SOURCE RECORDS:

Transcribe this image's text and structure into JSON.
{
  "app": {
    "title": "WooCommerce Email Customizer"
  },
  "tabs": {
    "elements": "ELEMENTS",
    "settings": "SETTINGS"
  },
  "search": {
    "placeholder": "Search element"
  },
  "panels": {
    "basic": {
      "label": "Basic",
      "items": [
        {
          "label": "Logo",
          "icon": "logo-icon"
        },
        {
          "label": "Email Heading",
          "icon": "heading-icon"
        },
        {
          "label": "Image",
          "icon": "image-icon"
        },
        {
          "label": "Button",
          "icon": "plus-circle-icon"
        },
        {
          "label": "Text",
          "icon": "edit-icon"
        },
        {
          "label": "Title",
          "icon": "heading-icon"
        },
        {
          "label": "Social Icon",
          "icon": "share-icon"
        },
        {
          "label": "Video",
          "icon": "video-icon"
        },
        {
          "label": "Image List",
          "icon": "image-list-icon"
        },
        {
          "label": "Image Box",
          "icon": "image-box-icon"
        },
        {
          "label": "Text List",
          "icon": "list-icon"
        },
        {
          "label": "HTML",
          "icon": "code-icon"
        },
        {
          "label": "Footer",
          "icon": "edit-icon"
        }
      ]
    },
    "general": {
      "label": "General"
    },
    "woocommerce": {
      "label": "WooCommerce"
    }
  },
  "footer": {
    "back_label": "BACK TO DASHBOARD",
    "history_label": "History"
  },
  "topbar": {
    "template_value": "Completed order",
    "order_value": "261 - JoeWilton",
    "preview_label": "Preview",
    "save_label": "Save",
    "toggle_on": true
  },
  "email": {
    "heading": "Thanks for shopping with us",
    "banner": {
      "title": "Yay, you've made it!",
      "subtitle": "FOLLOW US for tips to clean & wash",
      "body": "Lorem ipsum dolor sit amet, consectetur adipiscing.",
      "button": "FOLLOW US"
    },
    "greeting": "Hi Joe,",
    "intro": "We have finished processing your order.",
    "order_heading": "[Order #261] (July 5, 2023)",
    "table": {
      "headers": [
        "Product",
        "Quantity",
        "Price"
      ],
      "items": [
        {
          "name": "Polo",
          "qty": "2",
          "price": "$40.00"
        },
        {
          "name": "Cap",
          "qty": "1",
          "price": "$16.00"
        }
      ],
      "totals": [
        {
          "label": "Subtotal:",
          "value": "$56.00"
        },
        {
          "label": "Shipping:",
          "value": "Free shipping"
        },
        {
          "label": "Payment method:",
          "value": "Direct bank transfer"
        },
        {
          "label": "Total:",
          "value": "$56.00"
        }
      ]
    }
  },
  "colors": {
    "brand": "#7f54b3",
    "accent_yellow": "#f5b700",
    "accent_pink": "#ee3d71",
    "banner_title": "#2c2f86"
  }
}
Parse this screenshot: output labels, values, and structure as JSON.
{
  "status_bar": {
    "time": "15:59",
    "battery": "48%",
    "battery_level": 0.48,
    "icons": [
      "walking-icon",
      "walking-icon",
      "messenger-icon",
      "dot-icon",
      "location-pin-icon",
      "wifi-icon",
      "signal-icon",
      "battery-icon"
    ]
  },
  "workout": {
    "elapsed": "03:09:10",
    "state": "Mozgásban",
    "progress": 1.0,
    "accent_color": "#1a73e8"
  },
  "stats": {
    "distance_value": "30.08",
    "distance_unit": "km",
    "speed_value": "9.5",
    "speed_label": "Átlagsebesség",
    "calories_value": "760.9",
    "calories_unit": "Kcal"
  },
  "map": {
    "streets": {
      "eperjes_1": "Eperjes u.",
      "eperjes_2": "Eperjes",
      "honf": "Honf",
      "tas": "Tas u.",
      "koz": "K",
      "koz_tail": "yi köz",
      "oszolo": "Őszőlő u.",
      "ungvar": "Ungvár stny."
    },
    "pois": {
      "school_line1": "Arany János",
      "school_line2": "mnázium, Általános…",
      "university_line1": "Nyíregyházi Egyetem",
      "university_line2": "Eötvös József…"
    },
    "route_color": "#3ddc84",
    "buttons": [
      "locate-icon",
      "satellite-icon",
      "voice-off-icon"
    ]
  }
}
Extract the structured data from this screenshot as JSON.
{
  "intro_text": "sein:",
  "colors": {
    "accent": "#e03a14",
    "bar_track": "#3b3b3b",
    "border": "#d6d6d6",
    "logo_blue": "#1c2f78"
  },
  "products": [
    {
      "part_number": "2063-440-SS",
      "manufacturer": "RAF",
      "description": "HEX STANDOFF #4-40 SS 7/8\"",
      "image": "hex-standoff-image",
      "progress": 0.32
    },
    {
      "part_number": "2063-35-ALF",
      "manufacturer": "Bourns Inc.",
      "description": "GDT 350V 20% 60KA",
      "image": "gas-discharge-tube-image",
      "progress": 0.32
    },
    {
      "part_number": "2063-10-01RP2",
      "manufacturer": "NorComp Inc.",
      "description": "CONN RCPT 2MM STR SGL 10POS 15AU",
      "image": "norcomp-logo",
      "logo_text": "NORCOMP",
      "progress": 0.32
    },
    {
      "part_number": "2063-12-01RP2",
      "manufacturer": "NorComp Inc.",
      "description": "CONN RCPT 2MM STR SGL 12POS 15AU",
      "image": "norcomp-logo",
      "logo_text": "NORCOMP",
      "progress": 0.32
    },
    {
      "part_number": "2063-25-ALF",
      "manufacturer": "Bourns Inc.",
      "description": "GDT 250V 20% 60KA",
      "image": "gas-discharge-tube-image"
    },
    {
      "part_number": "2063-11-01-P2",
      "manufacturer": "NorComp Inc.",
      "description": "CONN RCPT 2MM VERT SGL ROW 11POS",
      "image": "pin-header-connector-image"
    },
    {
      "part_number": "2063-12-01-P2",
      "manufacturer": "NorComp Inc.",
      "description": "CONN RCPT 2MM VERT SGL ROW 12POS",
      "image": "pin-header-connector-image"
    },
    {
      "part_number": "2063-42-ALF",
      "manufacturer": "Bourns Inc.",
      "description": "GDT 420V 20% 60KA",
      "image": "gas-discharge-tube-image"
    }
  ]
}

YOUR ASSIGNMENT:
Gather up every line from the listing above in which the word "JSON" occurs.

RESPONSE BOX:
Transcribe this image's text and structure into JSON.
Parse this screenshot: output labels, values, and structure as JSON.
Extract the structured data from this screenshot as JSON.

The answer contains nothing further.